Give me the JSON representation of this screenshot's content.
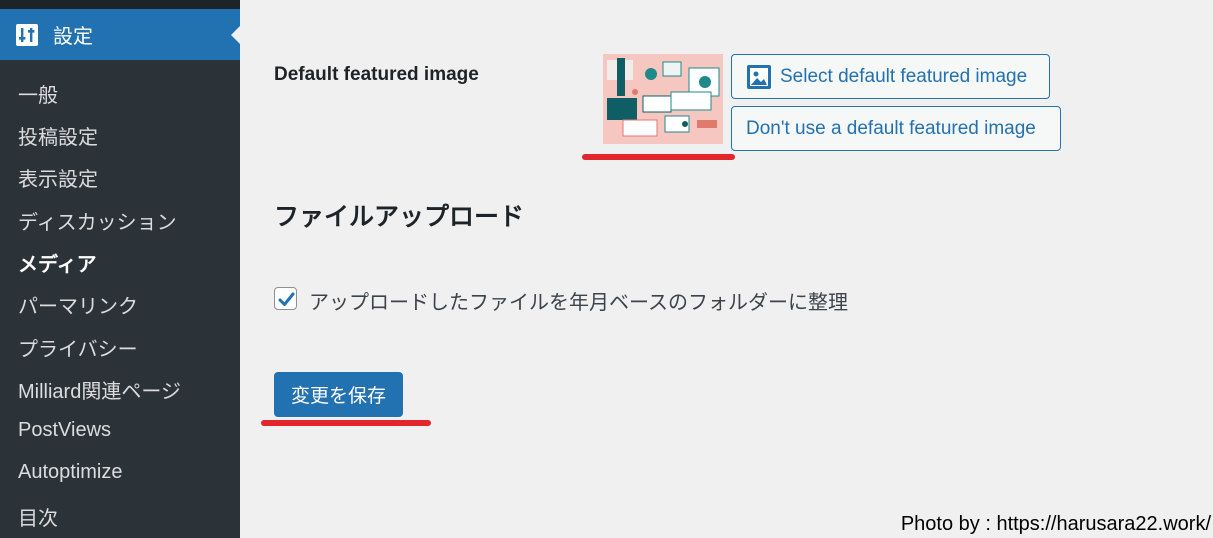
{
  "sidebar": {
    "active_menu": {
      "label": "設定",
      "icon": "settings-sliders-icon"
    },
    "items": [
      {
        "label": "一般"
      },
      {
        "label": "投稿設定"
      },
      {
        "label": "表示設定"
      },
      {
        "label": "ディスカッション"
      },
      {
        "label": "メディア",
        "current": true
      },
      {
        "label": "パーマリンク"
      },
      {
        "label": "プライバシー"
      },
      {
        "label": "Milliard関連ページ"
      },
      {
        "label": "PostViews"
      },
      {
        "label": "Autoptimize"
      },
      {
        "label": "目次"
      }
    ]
  },
  "main": {
    "default_featured_image": {
      "label": "Default featured image",
      "select_button": "Select default featured image",
      "dont_use_button": "Don't use a default featured image",
      "select_icon": "media-library-icon"
    },
    "file_upload": {
      "title": "ファイルアップロード",
      "organize_checkbox_label": "アップロードしたファイルを年月ベースのフォルダーに整理",
      "organize_checked": true
    },
    "save_button": "変更を保存"
  },
  "credit": "Photo by : https://harusara22.work/",
  "colors": {
    "accent": "#2271b1",
    "sidebar": "#1d2327",
    "submenu": "#2c3338",
    "highlight_underline": "#e3262b"
  }
}
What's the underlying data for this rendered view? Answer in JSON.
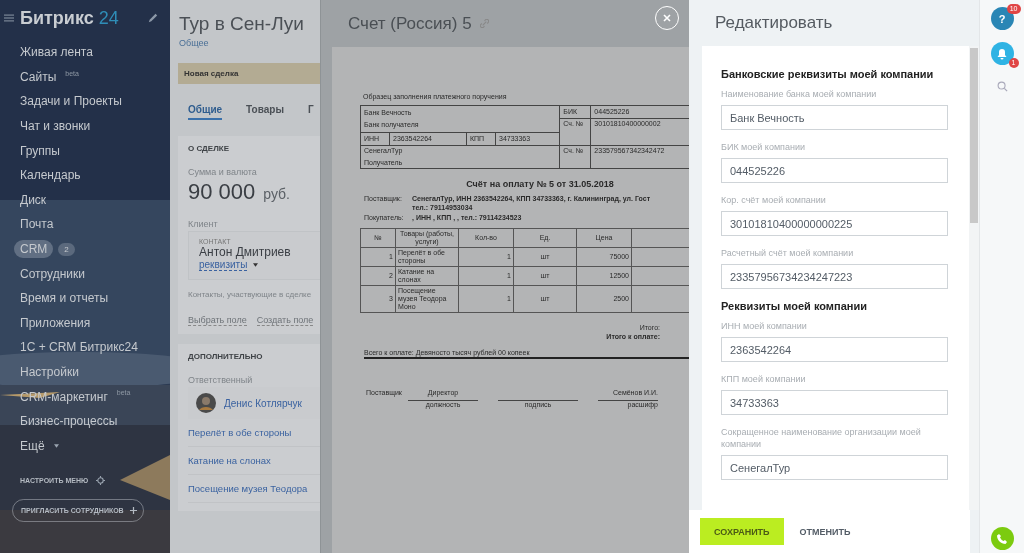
{
  "sidebar": {
    "logo_text": "Битрикс",
    "logo_number": "24",
    "items": [
      {
        "label": "Живая лента",
        "selected": false
      },
      {
        "label": "Сайты",
        "sup": "beta",
        "selected": false
      },
      {
        "label": "Задачи и Проекты",
        "selected": false
      },
      {
        "label": "Чат и звонки",
        "selected": false
      },
      {
        "label": "Группы",
        "selected": false
      },
      {
        "label": "Календарь",
        "selected": false
      },
      {
        "label": "Диск",
        "selected": false
      },
      {
        "label": "Почта",
        "selected": false
      },
      {
        "label": "CRM",
        "badge": "2",
        "selected": true
      },
      {
        "label": "Сотрудники",
        "selected": false
      },
      {
        "label": "Время и отчеты",
        "selected": false
      },
      {
        "label": "Приложения",
        "selected": false
      },
      {
        "label": "1С + CRM Битрикс24",
        "selected": false
      },
      {
        "label": "Настройки",
        "selected": false
      },
      {
        "label": "CRM-маркетинг",
        "sup": "beta",
        "selected": false
      },
      {
        "label": "Бизнес-процессы",
        "selected": false
      },
      {
        "label": "Ещё",
        "caret": true,
        "selected": false
      }
    ],
    "configure": "НАСТРОИТЬ МЕНЮ",
    "invite": "ПРИГЛАСИТЬ СОТРУДНИКОВ"
  },
  "deal": {
    "title": "Тур в Сен-Луи",
    "subtitle": "Общее",
    "stage": "Новая сделка",
    "tabs": [
      {
        "label": "Общие",
        "selected": true
      },
      {
        "label": "Товары",
        "selected": false
      },
      {
        "label": "Г",
        "selected": false
      }
    ],
    "about": {
      "heading": "О СДЕЛКЕ",
      "sum_label": "Сумма и валюта",
      "sum": "90 000",
      "currency": "руб.",
      "client_label": "Клиент",
      "contact_kind": "КОНТАКТ",
      "contact_name": "Антон Дмитриев",
      "requisites": "реквизиты",
      "participants": "Контакты, участвующие в сделке",
      "actions": [
        "Выбрать поле",
        "Создать поле"
      ]
    },
    "extra": {
      "heading": "ДОПОЛНИТЕЛЬНО",
      "responsible_label": "Ответственный",
      "responsible": "Денис Котлярчук",
      "products": [
        "Перелёт в обе стороны",
        "Катание на слонах",
        "Посещение музея Теодора"
      ]
    }
  },
  "document": {
    "title": "Счет (Россия) 5",
    "sample_caption": "Образец заполнения платежного поручения",
    "bank": {
      "bank_name": "Банк Вечность",
      "bank_caption": "Банк получателя",
      "inn_label": "ИНН",
      "inn": "2363542264",
      "kpp_label": "КПП",
      "kpp": "34733363",
      "recipient": "СенегалТур",
      "recipient_caption": "Получатель",
      "bik_label": "БИК",
      "bik": "044525226",
      "acc_label_1": "Сч. №",
      "acc_1": "30101810400000002",
      "acc_label_2": "Сч. №",
      "acc_2": "233579567342342472"
    },
    "invoice_title": "Счёт на оплату № 5 от 31.05.2018",
    "supplier_label": "Поставщик:",
    "supplier": "СенегалТур, ИНН 2363542264, КПП 34733363, г. Калининград, ул. Гост",
    "supplier_phone": "тел.: 79114953034",
    "buyer_label": "Покупатель:",
    "buyer": ", ИНН , КПП , , тел.: 79114234523",
    "items": {
      "columns": [
        "№",
        "Товары (работы, услуги)",
        "Кол-во",
        "Ед.",
        "Цена"
      ],
      "rows": [
        [
          "1",
          "Перелёт в обе стороны",
          "1",
          "шт",
          "75000"
        ],
        [
          "2",
          "Катание на слонах",
          "1",
          "шт",
          "12500"
        ],
        [
          "3",
          "Посещение музея Теодора Моно",
          "1",
          "шт",
          "2500"
        ]
      ]
    },
    "total_label": "Итого:",
    "total_due_label": "Итого к оплате:",
    "total_words": "Всего к оплате: Девяносто тысяч рублей 00 копеек",
    "signatures": {
      "supplier_label": "Поставщик",
      "position": "Директор",
      "position_caption": "должность",
      "signature_caption": "подпись",
      "name": "Семёнов И.И.",
      "name_caption": "расшифр"
    }
  },
  "editor": {
    "title": "Редактировать",
    "sections": [
      {
        "kind": "heading",
        "text": "Банковские реквизиты моей компании"
      },
      {
        "kind": "field",
        "label": "Наименование банка моей компании",
        "value": "Банк Вечность"
      },
      {
        "kind": "field",
        "label": "БИК моей компании",
        "value": "044525226"
      },
      {
        "kind": "field",
        "label": "Кор. счёт моей компании",
        "value": "30101810400000000225"
      },
      {
        "kind": "field",
        "label": "Расчетный счёт моей компании",
        "value": "23357956734234247223"
      },
      {
        "kind": "heading",
        "text": "Реквизиты моей компании"
      },
      {
        "kind": "field",
        "label": "ИНН моей компании",
        "value": "2363542264"
      },
      {
        "kind": "field",
        "label": "КПП моей компании",
        "value": "34733363"
      },
      {
        "kind": "field",
        "label": "Сокращенное наименование организации моей компании",
        "value": "СенегалТур"
      }
    ],
    "buttons": [
      {
        "label": "СОХРАНИТЬ",
        "kind": "primary"
      },
      {
        "label": "ОТМЕНИТЬ",
        "kind": "link"
      }
    ]
  },
  "rightbar": {
    "help_label": "?",
    "help_badge": "10",
    "notifications_badge": "1"
  }
}
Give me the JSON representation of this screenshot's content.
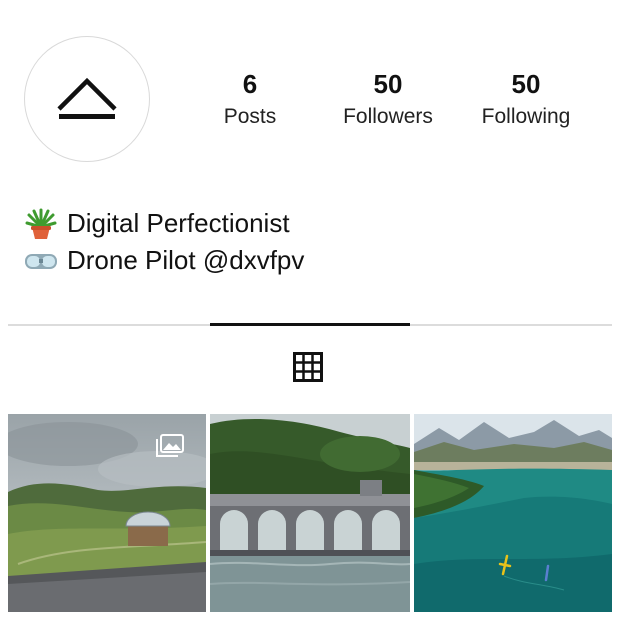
{
  "avatar": {
    "icon": "collapse-up-icon"
  },
  "stats": [
    {
      "value": "6",
      "label": "Posts"
    },
    {
      "value": "50",
      "label": "Followers"
    },
    {
      "value": "50",
      "label": "Following"
    }
  ],
  "bio": {
    "line1": {
      "icon": "potted-plant-emoji",
      "text": "Digital Perfectionist"
    },
    "line2": {
      "icon": "goggles-emoji",
      "text": "Drone Pilot @dxvfpv"
    }
  },
  "tabs": {
    "grid_icon": "grid-icon"
  },
  "posts": [
    {
      "kind": "album",
      "icon": "multiple-photos-icon"
    },
    {
      "kind": "photo"
    },
    {
      "kind": "photo"
    }
  ]
}
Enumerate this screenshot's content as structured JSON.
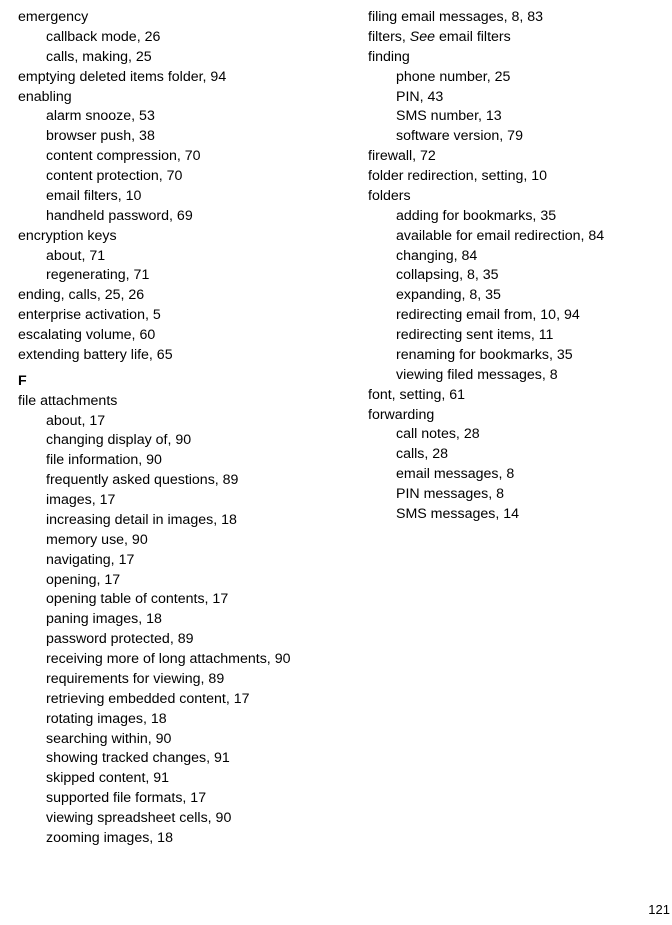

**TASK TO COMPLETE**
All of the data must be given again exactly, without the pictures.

**OUTPUT FOR THIS EXERCISE**
Give me the JSON representation of this screenshot's content.
{
  "sidebar": {
    "active_menu": {
      "label": "設定",
      "icon": "settings-sliders-icon"
    },
    "items": [
      {
        "label": "一般"
      },
      {
        "label": "投稿設定"
      },
      {
        "label": "表示設定"
      },
      {
        "label": "ディスカッション"
      },
      {
        "label": "メディア",
        "current": true
      },
      {
        "label": "パーマリンク"
      },
      {
        "label": "プライバシー"
      },
      {
        "label": "Milliard関連ページ"
      },
      {
        "label": "PostViews"
      },
      {
        "label": "Autoptimize"
      },
      {
        "label": "目次"
      }
    ]
  },
  "main": {
    "default_featured_image": {
      "label": "Default featured image",
      "select_button": "Select default featured image",
      "dont_use_button": "Don't use a default featured image",
      "select_icon": "media-library-icon"
    },
    "file_upload": {
      "title": "ファイルアップロード",
      "organize_checkbox_label": "アップロードしたファイルを年月ベースのフォルダーに整理",
      "organize_checked": true
    },
    "save_button": "変更を保存"
  },
  "credit": "Photo by : https://harusara22.work/",
  "colors": {
    "accent": "#2271b1",
    "sidebar": "#1d2327",
    "submenu": "#2c3338",
    "highlight_underline": "#e3262b"
  }
}
What's the underlying data for this rendered view? Answer in JSON.
{
  "sidebar": {
    "logo_text": "Битрикс",
    "logo_number": "24",
    "items": [
      {
        "label": "Живая лента",
        "selected": false
      },
      {
        "label": "Сайты",
        "sup": "beta",
        "selected": false
      },
      {
        "label": "Задачи и Проекты",
        "selected": false
      },
      {
        "label": "Чат и звонки",
        "selected": false
      },
      {
        "label": "Группы",
        "selected": false
      },
      {
        "label": "Календарь",
        "selected": false
      },
      {
        "label": "Диск",
        "selected": false
      },
      {
        "label": "Почта",
        "selected": false
      },
      {
        "label": "CRM",
        "badge": "2",
        "selected": true
      },
      {
        "label": "Сотрудники",
        "selected": false
      },
      {
        "label": "Время и отчеты",
        "selected": false
      },
      {
        "label": "Приложения",
        "selected": false
      },
      {
        "label": "1С + CRM Битрикс24",
        "selected": false
      },
      {
        "label": "Настройки",
        "selected": false
      },
      {
        "label": "CRM-маркетинг",
        "sup": "beta",
        "selected": false
      },
      {
        "label": "Бизнес-процессы",
        "selected": false
      },
      {
        "label": "Ещё",
        "caret": true,
        "selected": false
      }
    ],
    "configure": "НАСТРОИТЬ МЕНЮ",
    "invite": "ПРИГЛАСИТЬ СОТРУДНИКОВ"
  },
  "deal": {
    "title": "Тур в Сен-Луи",
    "subtitle": "Общее",
    "stage": "Новая сделка",
    "tabs": [
      {
        "label": "Общие",
        "selected": true
      },
      {
        "label": "Товары",
        "selected": false
      },
      {
        "label": "Г",
        "selected": false
      }
    ],
    "about": {
      "heading": "О СДЕЛКЕ",
      "sum_label": "Сумма и валюта",
      "sum": "90 000",
      "currency": "руб.",
      "client_label": "Клиент",
      "contact_kind": "КОНТАКТ",
      "contact_name": "Антон Дмитриев",
      "requisites": "реквизиты",
      "participants": "Контакты, участвующие в сделке",
      "actions": [
        "Выбрать поле",
        "Создать поле"
      ]
    },
    "extra": {
      "heading": "ДОПОЛНИТЕЛЬНО",
      "responsible_label": "Ответственный",
      "responsible": "Денис Котлярчук",
      "products": [
        "Перелёт в обе стороны",
        "Катание на слонах",
        "Посещение музея Теодора"
      ]
    }
  },
  "document": {
    "title": "Счет (Россия) 5",
    "sample_caption": "Образец заполнения платежного поручения",
    "bank": {
      "bank_name": "Банк Вечность",
      "bank_caption": "Банк получателя",
      "inn_label": "ИНН",
      "inn": "2363542264",
      "kpp_label": "КПП",
      "kpp": "34733363",
      "recipient": "СенегалТур",
      "recipient_caption": "Получатель",
      "bik_label": "БИК",
      "bik": "044525226",
      "acc_label_1": "Сч. №",
      "acc_1": "30101810400000002",
      "acc_label_2": "Сч. №",
      "acc_2": "233579567342342472"
    },
    "invoice_title": "Счёт на оплату № 5 от 31.05.2018",
    "supplier_label": "Поставщик:",
    "supplier": "СенегалТур, ИНН 2363542264, КПП 34733363, г. Калининград, ул. Гост",
    "supplier_phone": "тел.: 79114953034",
    "buyer_label": "Покупатель:",
    "buyer": ", ИНН , КПП , , тел.: 79114234523",
    "items": {
      "columns": [
        "№",
        "Товары (работы, услуги)",
        "Кол-во",
        "Ед.",
        "Цена"
      ],
      "rows": [
        [
          "1",
          "Перелёт в обе стороны",
          "1",
          "шт",
          "75000"
        ],
        [
          "2",
          "Катание на слонах",
          "1",
          "шт",
          "12500"
        ],
        [
          "3",
          "Посещение музея Теодора Моно",
          "1",
          "шт",
          "2500"
        ]
      ]
    },
    "total_label": "Итого:",
    "total_due_label": "Итого к оплате:",
    "total_words": "Всего к оплате: Девяносто тысяч рублей 00 копеек",
    "signatures": {
      "supplier_label": "Поставщик",
      "position": "Директор",
      "position_caption": "должность",
      "signature_caption": "подпись",
      "name": "Семёнов И.И.",
      "name_caption": "расшифр"
    }
  },
  "editor": {
    "title": "Редактировать",
    "sections": [
      {
        "kind": "heading",
        "text": "Банковские реквизиты моей компании"
      },
      {
        "kind": "field",
        "label": "Наименование банка моей компании",
        "value": "Банк Вечность"
      },
      {
        "kind": "field",
        "label": "БИК моей компании",
        "value": "044525226"
      },
      {
        "kind": "field",
        "label": "Кор. счёт моей компании",
        "value": "30101810400000000225"
      },
      {
        "kind": "field",
        "label": "Расчетный счёт моей компании",
        "value": "23357956734234247223"
      },
      {
        "kind": "heading",
        "text": "Реквизиты моей компании"
      },
      {
        "kind": "field",
        "label": "ИНН моей компании",
        "value": "2363542264"
      },
      {
        "kind": "field",
        "label": "КПП моей компании",
        "value": "34733363"
      },
      {
        "kind": "field",
        "label": "Сокращенное наименование организации моей компании",
        "value": "СенегалТур"
      }
    ],
    "buttons": [
      {
        "label": "СОХРАНИТЬ",
        "kind": "primary"
      },
      {
        "label": "ОТМЕНИТЬ",
        "kind": "link"
      }
    ]
  },
  "rightbar": {
    "help_label": "?",
    "help_badge": "10",
    "notifications_badge": "1"
  }
}
Give me the JSON representation of this screenshot's content.
{
  "avatar": {
    "icon": "collapse-up-icon"
  },
  "stats": [
    {
      "value": "6",
      "label": "Posts"
    },
    {
      "value": "50",
      "label": "Followers"
    },
    {
      "value": "50",
      "label": "Following"
    }
  ],
  "bio": {
    "line1": {
      "icon": "potted-plant-emoji",
      "text": "Digital Perfectionist"
    },
    "line2": {
      "icon": "goggles-emoji",
      "text": "Drone Pilot @dxvfpv"
    }
  },
  "tabs": {
    "grid_icon": "grid-icon"
  },
  "posts": [
    {
      "kind": "album",
      "icon": "multiple-photos-icon"
    },
    {
      "kind": "photo"
    },
    {
      "kind": "photo"
    }
  ]
}
Enumerate this screenshot's content as structured JSON.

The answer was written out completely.